The performance characteristics of PV modules are tested in accredited laboratories, for example on the basis of a statistically relevant sample. The test result decides whether the contract is fulfilled or the delivery prices to be negotiated. The lower the uncertainty of measurement in the laboratory, the more accurately the yield can be calculated and the lower the risk of lower yields.
In the case of a large solar system, one percent miscalculation due to inaccurate measured values in determining the yield over the 20-year term can amount to millions. Example: a 50MW solar plant in Southern Europe. A measurement inaccuracy of only one percent can lead to a monetary yield difference of more than 300,000 euros per year (based on a feed-in tariff of 0.05€ / kWh), which corresponds to approximately one percent.
"Measurement uncertainties can never be stated across the board. They depend on the technology of the PV module," emphasizes Herrmann.
For high-precision measurements, not only the exact determination of temperature coefficients but also a measurement of spectral sensitivity is necessary. Such a PV module calibration involves a great deal of effort and is therefore not feasible for every individual measurement of PV modules.
When large samples are measured, experts usually calibrate a reference module and other PV modules relative to it. Important: a reliable reproducibility of the measurement.
More security for manufacturers and investors
If TÜV Rheinland measures reference modules with which the manufacturer adjusts its sun simulators in production, the nominal output of the PV modules from production can be shown more precisely. More precise performance values and possibly even lower risk surcharges to meet performance commitments increase the price of PV modules.
Tolerances are also a necessary component of performance specifications in international tenders. The reduction of the measurement uncertainty for the power rating of solar modules requires in-depth technical know-how, high-quality and regularly calibrated equipment as well as an adjustment of many individual adjusting screws.
For example, regular testing of the lighting properties of the sun simulators used in the laboratory is an important quality assurance measure.
More than 90 different contributions to measurement uncertainty must be combined in the concatenation of influencing variables on a measurement result. Temperature sensors, irradiation sensors, current and voltage measurement input, light quality and ambient conditions as well as the technology-dependent influences of the PV modules are considered and provided with measurement uncertainty contributions.
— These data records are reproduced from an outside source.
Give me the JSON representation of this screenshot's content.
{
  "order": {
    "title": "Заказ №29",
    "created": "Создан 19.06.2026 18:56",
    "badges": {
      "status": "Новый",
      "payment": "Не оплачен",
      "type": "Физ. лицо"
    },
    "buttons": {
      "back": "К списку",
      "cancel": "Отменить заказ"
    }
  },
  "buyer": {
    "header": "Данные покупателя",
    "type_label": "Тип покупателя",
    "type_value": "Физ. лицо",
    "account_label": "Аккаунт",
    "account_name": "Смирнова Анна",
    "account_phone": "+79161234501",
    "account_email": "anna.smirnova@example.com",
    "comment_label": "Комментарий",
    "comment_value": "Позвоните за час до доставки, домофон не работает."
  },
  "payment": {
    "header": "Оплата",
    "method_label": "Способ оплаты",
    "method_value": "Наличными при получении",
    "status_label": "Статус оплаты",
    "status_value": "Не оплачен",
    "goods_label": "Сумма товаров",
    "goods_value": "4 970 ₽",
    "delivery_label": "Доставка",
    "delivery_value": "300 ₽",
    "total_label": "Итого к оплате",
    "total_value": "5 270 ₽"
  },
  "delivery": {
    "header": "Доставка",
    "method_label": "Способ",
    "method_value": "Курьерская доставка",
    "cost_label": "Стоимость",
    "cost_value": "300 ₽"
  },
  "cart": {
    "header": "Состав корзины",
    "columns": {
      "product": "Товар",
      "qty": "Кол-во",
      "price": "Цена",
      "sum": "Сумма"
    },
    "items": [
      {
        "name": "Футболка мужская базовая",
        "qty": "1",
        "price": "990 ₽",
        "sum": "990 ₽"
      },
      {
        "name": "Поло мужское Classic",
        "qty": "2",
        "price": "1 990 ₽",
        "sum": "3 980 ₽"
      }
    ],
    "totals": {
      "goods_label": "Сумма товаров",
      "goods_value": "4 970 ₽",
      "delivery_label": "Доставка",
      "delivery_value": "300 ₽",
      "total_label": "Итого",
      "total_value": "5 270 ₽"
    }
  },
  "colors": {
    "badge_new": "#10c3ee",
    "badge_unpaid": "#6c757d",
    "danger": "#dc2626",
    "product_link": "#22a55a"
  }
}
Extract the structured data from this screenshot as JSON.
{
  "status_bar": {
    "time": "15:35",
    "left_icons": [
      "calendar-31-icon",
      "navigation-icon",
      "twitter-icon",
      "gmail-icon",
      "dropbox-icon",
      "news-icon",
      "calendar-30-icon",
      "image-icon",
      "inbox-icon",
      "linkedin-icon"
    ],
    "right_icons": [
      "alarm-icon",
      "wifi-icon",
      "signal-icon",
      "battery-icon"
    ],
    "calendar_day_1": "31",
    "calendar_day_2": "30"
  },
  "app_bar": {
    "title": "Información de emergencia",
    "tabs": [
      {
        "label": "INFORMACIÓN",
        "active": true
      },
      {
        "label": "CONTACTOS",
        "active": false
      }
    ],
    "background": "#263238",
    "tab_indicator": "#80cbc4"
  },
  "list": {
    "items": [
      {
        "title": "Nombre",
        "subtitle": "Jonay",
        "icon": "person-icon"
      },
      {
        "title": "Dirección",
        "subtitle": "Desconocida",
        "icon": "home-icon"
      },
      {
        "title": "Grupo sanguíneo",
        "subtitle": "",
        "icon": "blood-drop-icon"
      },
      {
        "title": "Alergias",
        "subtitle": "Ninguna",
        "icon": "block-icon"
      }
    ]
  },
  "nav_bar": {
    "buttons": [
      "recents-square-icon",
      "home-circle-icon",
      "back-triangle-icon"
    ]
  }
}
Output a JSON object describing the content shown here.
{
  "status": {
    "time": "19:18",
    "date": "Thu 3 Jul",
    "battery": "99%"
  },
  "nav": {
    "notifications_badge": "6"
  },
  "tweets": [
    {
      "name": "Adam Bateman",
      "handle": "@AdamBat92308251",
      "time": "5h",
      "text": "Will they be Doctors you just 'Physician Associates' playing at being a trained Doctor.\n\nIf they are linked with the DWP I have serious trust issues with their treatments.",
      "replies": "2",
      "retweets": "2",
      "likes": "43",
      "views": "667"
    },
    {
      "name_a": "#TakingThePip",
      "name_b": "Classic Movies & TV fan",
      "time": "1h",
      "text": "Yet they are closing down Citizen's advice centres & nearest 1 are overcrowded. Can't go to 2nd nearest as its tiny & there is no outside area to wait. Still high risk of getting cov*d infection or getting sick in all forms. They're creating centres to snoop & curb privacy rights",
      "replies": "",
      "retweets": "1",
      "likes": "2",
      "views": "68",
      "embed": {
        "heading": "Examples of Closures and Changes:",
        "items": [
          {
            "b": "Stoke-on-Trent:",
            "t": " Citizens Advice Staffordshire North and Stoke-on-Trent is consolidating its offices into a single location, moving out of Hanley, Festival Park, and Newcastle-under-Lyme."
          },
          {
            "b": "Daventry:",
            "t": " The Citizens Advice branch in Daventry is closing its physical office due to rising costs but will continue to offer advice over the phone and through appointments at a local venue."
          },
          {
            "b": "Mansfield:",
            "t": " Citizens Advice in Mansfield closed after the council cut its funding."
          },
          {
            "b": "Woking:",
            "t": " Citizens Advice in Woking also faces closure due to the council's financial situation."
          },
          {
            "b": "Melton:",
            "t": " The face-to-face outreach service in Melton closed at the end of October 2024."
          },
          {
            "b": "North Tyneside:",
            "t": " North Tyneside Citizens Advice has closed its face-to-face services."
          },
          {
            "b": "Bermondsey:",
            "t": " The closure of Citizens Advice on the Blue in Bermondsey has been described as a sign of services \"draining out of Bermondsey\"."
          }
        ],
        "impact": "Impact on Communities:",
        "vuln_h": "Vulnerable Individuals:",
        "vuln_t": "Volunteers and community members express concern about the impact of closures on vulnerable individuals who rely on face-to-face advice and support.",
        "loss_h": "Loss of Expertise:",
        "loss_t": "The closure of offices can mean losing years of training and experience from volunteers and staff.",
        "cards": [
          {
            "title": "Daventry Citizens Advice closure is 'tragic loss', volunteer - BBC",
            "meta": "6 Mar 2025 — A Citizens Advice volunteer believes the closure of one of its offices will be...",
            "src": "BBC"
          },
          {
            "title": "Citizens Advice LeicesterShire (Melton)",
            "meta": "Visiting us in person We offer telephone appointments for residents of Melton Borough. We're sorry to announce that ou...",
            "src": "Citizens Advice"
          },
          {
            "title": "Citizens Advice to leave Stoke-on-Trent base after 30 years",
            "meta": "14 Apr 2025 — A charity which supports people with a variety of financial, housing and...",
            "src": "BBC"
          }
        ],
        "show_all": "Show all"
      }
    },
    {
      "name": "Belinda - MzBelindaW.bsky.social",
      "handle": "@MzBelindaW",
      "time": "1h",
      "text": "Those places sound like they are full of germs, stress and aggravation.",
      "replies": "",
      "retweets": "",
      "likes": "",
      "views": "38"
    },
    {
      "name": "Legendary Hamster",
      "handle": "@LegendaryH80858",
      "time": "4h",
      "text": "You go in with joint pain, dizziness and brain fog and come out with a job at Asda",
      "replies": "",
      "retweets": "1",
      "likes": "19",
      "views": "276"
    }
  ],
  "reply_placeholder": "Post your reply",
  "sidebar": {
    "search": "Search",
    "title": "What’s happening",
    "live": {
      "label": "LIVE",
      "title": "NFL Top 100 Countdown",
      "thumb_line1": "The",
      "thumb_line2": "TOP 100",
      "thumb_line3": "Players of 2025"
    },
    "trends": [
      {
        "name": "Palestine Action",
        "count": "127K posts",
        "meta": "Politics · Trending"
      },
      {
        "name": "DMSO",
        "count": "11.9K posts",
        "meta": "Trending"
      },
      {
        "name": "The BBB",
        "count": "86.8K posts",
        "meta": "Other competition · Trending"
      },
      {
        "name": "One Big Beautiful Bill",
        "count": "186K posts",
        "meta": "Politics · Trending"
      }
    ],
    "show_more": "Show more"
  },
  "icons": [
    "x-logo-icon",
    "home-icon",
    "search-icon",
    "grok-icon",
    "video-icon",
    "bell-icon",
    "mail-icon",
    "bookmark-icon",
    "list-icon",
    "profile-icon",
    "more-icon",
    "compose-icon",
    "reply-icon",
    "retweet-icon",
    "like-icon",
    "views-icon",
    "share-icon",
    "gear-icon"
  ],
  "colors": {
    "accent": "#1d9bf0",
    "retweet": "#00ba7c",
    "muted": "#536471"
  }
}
Further influencing variables include the temporal dynamics of the current-voltage measurement, the temperature and irradiation correction of the measurement curve to the nominal values under standard test conditions (STC), repeatabilities or the spectral sensitivity of the PV modules.
"In our view, equipment and process engineering factors are assessed extremely sharply but also very conservatively. An external uncertainty contribution for the primary calibration of the reference cells used at the Physikalisch Technische Bundesanstalt is added," confirms Dr. Werner Herrmann, expert in the field of solar simulator measurement technology.
A precise measurement uncertainty analysis is a complex task in which TÜV Rheinland supports the PV module manufacturers and promotes confidence in the data sheet information - to the benefit of the investors.